Plane says daily business at his hot dog stand is down 50 percent due to the pandemic and stay-at-home orders. He is allowed to keep cooking hot dogs for hungry people at his outdoor location as long as social distancing and gathering restrictions are adhered to. He says those rules haven’t been a problem.

“Normally, if I have 15 customers in line, I’m doing the happy dance,” he says, “but my average is about one or two people at a time.”

With about 34 years of experience in the restaurant sector, Plane moved from San Luis Obispo to Merced specifically to start his small business.

He says he found Merced County officials the most helpful, and worked with them to acquire a food cart that was entirely up to code.

“I’m the only legal ‘advanced food cart’ in the entire county,” Plane says proudly.

That’s the result of investing about $8,500 for a custom cart manufactured in Oregon.

It has two burners connected to propane tanks, a hot dog steamer, a refrigerator powered by a generator, a sink with hot water for hand washing, separated paper towels and room for condiments, among other details. Even the umbrella above the cart is required by code to protect the cooking area from above.

Plane started selling hot dogs a little more than a year ago, and he says he lost money at first. He set up shop at the local flea market and area farmers markets, but this was at a disadvantage because he was considered the “new guy on the block. ”

“I was at the end of the line,” he says with a chuckle, “after the taco trucks, the aguas frescos, the churros, and all the other vendors. By the time the people got to me, they were already full.”

Soon, Plane was coveting another spot — a small stretch of pavement meant for a mobile vendor in the county-operated Courthouse Park. It’s right off the sidewalk across from many downtown businesses, and in front of the beauty of the old Courthouse. The park scene makes it a very attractive location for those wanting to grab a dog and enjoy the outdoors.

Plane said he worked with the county for six months and later received approval from the Board of Supervisors for the location contract.

“I was like ‘whoo hoo!’” Plane says with his hands in the air. “That’s when I started to make money.”

He says the business has a low-overhead — just himself, fuel and products to worry about — and he hands over 10 percent of his sales to the county coffers.

It’s perfect for drive-by and walk-by service, or for people who are already in the park.

“I wish I had roller skates,” Plane says with a laugh. “Normally, this is a place where people will socialize. I get people from the nearby office buildings. The county court buildings and the Sheriff’s Department is also nearby. The sheriff has stopped by, and so have deputies and district attorneys.”

Plane sells three types of all-beef hot dogs — Regular, Jumbo and Polish. The most popular is the quarter-pound Jumbo at $3.50. He carefully steams each dog he sells, and uses a thermometer to make sure of their readiness. Meat that has been “on too long,” according to Plane, is considered a “doggy dog” and he won’t sell it. There’s also chips, soda and water for sale. And he accepts credit and debit cards.

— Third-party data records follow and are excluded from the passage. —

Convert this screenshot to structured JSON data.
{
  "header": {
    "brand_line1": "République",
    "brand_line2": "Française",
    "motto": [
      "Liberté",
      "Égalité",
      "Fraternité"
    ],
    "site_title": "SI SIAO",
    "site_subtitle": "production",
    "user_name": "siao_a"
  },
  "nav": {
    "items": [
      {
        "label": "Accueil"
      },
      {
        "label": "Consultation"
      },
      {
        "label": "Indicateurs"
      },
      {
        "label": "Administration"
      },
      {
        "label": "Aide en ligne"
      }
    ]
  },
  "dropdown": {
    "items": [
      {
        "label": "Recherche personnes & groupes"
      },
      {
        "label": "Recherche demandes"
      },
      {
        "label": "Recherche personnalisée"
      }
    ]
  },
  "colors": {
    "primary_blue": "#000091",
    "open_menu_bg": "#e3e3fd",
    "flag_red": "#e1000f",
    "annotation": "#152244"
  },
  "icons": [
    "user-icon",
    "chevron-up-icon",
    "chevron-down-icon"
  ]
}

When asked about the future, Plane believes the current health crisis will calm down, and then he can start working on his next big plan: expanding to a “full mobile kitchen trailer.”

“It would be a larger trailer that I could use to actually cook food — chili cheese for the hot dogs, meat for tacos — whatever I want really.”

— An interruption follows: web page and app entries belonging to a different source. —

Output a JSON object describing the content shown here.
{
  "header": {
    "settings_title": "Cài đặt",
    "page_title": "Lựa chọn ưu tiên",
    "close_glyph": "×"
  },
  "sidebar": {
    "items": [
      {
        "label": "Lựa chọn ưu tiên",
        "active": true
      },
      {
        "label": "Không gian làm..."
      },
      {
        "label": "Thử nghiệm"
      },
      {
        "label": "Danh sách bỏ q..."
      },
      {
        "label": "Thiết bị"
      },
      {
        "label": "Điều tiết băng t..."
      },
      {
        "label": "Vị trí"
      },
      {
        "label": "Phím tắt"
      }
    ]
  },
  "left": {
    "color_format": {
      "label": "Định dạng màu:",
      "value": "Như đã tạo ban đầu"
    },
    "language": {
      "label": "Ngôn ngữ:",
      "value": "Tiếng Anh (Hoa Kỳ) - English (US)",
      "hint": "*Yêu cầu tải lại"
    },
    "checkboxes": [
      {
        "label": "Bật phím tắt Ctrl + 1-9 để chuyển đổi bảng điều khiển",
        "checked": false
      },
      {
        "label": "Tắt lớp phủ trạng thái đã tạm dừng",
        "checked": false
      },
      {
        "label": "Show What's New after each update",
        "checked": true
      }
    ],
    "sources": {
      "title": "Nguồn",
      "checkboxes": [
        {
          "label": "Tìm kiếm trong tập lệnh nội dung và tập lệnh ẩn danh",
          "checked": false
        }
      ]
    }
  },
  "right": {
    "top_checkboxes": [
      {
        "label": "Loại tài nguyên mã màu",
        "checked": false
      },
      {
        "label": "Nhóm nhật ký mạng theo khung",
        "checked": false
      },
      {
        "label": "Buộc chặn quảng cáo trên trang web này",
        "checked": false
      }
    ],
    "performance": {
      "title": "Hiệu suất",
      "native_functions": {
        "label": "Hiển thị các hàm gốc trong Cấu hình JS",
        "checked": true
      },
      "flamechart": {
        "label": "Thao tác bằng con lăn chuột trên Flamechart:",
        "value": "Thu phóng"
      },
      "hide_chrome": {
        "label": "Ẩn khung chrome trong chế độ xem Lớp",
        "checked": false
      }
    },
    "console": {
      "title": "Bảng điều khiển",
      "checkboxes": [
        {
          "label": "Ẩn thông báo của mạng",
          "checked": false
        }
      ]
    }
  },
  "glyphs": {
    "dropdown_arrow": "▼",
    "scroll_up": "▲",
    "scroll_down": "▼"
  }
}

But for now, he’s still got the cart which has a name, by the way: Piggiez Place.

“My friend’s wife named it,” Plane says.

He laughs at the thought, and adds: “It was named long before I knew I would be located near the Sheriff’s Department. … It was a happy accident … Luckily they don’t seem to mind.”

Piggiez Place is open at the corner of 20th and N streets, Monday through Friday, from 9 a.m. to 5 p.m., unless it’s a rainy day when the cart is unable to be used.


Hot dog vendor A.J. Plane serves up a Polish dog for one of his regulars, Adam Xiong, at Courthouse Park in downtown Merced.
You might also like

This website uses cookies to improve your experience. We'll assume you're ok with this, but you can opt-out if you wish. Accept Read More